MATERIAL PROVIDED section start

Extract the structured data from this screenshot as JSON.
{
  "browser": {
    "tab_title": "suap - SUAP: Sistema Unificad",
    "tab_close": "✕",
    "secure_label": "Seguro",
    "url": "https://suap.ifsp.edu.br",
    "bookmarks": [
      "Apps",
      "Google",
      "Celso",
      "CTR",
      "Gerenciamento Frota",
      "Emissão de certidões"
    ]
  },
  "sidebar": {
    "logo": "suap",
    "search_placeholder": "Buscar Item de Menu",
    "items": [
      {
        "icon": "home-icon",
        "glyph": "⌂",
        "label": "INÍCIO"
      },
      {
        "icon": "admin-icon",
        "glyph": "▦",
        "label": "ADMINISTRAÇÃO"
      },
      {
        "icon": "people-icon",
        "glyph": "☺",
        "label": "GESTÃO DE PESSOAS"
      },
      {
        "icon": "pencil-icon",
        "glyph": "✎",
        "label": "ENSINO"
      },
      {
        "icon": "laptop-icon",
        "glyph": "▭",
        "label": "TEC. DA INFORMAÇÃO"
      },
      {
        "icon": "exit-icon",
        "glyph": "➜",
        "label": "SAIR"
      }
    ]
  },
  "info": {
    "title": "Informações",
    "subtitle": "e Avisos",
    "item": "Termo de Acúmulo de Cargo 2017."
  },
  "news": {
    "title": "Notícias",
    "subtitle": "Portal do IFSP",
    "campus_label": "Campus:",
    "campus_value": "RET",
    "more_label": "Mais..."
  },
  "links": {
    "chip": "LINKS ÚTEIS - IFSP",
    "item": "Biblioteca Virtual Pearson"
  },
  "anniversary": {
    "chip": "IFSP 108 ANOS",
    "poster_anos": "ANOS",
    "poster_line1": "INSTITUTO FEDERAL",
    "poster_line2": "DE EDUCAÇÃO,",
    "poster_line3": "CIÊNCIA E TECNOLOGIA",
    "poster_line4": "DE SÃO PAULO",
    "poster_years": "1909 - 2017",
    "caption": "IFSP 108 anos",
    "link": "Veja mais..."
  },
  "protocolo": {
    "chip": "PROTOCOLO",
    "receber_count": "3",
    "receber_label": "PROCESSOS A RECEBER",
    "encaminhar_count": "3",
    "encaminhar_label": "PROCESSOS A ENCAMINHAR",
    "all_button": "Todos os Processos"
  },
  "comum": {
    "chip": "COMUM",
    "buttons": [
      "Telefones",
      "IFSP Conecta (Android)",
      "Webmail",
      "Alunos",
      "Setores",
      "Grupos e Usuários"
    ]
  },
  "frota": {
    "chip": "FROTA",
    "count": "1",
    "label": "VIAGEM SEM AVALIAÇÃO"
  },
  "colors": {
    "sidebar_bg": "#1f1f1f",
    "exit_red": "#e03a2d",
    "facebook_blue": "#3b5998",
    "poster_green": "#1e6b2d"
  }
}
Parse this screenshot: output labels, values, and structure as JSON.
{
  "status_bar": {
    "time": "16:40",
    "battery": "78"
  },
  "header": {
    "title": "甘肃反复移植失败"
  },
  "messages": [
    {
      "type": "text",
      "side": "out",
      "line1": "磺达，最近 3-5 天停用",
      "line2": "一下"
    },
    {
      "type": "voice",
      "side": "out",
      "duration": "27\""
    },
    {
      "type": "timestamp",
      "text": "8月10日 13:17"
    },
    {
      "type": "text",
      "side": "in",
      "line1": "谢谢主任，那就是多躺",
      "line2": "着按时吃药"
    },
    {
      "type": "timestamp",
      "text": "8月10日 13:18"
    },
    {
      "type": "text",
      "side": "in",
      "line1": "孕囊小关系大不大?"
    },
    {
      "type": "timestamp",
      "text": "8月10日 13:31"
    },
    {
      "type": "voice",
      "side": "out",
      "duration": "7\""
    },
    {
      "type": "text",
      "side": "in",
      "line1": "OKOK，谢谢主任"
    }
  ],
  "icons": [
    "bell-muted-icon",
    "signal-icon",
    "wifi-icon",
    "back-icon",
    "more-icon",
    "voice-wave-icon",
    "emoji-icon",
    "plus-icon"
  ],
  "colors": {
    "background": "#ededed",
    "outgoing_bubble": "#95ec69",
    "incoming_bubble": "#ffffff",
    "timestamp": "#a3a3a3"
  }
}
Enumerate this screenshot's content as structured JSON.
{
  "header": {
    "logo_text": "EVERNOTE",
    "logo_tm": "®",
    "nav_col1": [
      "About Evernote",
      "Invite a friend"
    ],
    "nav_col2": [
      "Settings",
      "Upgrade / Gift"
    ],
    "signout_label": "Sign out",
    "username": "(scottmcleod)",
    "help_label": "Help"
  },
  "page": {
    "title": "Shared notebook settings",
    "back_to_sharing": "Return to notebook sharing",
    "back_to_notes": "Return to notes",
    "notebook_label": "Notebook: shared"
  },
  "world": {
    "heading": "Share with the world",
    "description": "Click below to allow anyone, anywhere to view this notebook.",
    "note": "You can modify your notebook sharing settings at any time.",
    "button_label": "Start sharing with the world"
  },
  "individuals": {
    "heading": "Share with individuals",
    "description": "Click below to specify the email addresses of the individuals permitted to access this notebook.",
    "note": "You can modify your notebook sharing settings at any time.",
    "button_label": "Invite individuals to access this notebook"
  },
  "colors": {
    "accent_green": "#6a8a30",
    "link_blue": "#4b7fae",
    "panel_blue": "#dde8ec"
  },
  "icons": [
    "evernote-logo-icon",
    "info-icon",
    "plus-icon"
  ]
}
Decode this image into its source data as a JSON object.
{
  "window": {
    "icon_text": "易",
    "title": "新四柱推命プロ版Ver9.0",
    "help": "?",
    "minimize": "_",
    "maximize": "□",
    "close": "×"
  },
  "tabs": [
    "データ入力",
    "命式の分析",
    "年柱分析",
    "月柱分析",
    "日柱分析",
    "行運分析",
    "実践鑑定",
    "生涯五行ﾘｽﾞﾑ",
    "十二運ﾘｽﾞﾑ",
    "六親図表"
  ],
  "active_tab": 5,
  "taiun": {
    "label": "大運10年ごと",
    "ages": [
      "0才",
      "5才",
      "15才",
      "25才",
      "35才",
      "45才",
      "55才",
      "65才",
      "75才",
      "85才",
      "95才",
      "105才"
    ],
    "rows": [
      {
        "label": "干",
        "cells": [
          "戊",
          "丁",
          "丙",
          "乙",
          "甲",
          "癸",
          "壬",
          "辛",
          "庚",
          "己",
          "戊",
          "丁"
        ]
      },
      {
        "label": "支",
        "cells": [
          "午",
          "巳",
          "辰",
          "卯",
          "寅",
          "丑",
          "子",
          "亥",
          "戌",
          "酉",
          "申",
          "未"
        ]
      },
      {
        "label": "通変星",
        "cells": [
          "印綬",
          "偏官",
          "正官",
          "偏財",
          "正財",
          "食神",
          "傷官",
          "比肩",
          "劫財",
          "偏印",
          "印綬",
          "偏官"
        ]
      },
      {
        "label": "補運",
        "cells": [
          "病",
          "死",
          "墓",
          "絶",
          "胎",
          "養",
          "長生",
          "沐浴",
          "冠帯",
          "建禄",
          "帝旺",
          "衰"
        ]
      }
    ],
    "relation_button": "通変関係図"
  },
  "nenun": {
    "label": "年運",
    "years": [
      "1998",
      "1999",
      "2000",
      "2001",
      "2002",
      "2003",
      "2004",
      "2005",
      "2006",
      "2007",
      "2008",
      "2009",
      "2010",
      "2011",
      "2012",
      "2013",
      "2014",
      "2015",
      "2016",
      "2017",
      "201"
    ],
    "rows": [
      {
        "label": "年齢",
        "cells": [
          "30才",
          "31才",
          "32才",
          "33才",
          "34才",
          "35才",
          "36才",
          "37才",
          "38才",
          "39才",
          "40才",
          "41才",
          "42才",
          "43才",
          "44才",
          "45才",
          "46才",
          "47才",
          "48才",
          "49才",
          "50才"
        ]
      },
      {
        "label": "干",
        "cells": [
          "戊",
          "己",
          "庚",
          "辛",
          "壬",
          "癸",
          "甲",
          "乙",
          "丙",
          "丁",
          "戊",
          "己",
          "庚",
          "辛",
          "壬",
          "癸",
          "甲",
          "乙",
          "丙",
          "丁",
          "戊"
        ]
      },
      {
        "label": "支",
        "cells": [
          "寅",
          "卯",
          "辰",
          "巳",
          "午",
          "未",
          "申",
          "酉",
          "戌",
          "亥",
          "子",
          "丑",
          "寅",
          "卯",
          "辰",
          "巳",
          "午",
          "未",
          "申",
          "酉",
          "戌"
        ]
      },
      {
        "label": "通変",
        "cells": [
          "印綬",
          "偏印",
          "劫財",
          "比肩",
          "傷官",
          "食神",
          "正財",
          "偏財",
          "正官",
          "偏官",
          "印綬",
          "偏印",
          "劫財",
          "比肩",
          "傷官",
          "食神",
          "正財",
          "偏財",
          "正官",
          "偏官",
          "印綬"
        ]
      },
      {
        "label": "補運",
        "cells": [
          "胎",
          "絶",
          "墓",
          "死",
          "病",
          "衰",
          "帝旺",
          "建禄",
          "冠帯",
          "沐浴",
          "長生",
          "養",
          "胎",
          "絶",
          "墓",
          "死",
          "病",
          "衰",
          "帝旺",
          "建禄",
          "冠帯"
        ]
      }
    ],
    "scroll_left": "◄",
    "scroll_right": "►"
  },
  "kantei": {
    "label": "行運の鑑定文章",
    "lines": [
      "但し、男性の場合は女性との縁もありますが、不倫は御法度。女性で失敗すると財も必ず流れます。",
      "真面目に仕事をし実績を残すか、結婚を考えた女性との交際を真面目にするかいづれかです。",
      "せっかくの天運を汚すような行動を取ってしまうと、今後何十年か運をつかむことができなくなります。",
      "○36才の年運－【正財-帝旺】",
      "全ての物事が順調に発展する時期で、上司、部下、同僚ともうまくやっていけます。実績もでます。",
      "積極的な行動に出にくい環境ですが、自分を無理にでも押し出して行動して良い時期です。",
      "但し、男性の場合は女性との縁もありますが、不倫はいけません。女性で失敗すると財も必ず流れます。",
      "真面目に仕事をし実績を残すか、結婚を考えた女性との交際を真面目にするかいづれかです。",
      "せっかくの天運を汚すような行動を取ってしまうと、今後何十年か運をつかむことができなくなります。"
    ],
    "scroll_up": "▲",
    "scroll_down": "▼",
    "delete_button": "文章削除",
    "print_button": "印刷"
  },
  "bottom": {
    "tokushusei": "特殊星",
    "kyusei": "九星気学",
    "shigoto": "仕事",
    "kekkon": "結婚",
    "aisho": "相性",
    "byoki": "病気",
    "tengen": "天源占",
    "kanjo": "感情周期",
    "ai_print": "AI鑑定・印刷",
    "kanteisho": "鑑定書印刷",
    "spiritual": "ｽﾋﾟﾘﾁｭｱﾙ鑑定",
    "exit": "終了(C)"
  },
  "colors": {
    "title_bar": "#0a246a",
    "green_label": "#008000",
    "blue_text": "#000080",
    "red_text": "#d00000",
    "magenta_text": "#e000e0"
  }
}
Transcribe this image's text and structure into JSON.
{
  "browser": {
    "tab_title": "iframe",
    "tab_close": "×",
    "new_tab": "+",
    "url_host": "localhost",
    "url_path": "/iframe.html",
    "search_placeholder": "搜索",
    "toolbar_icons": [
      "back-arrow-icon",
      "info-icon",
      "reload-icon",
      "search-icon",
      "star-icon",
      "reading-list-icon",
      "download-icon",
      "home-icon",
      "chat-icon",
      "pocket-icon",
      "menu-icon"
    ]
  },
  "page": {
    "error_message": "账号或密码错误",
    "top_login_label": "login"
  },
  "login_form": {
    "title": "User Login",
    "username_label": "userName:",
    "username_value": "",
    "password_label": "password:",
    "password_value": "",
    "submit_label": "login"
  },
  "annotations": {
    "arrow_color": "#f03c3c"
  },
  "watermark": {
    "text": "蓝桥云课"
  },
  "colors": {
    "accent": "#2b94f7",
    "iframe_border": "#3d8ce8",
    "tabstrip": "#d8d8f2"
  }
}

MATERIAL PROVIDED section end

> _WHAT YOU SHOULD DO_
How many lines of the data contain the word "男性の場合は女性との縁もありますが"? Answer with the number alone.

> _SOLUTION FOR THIS TASK_
2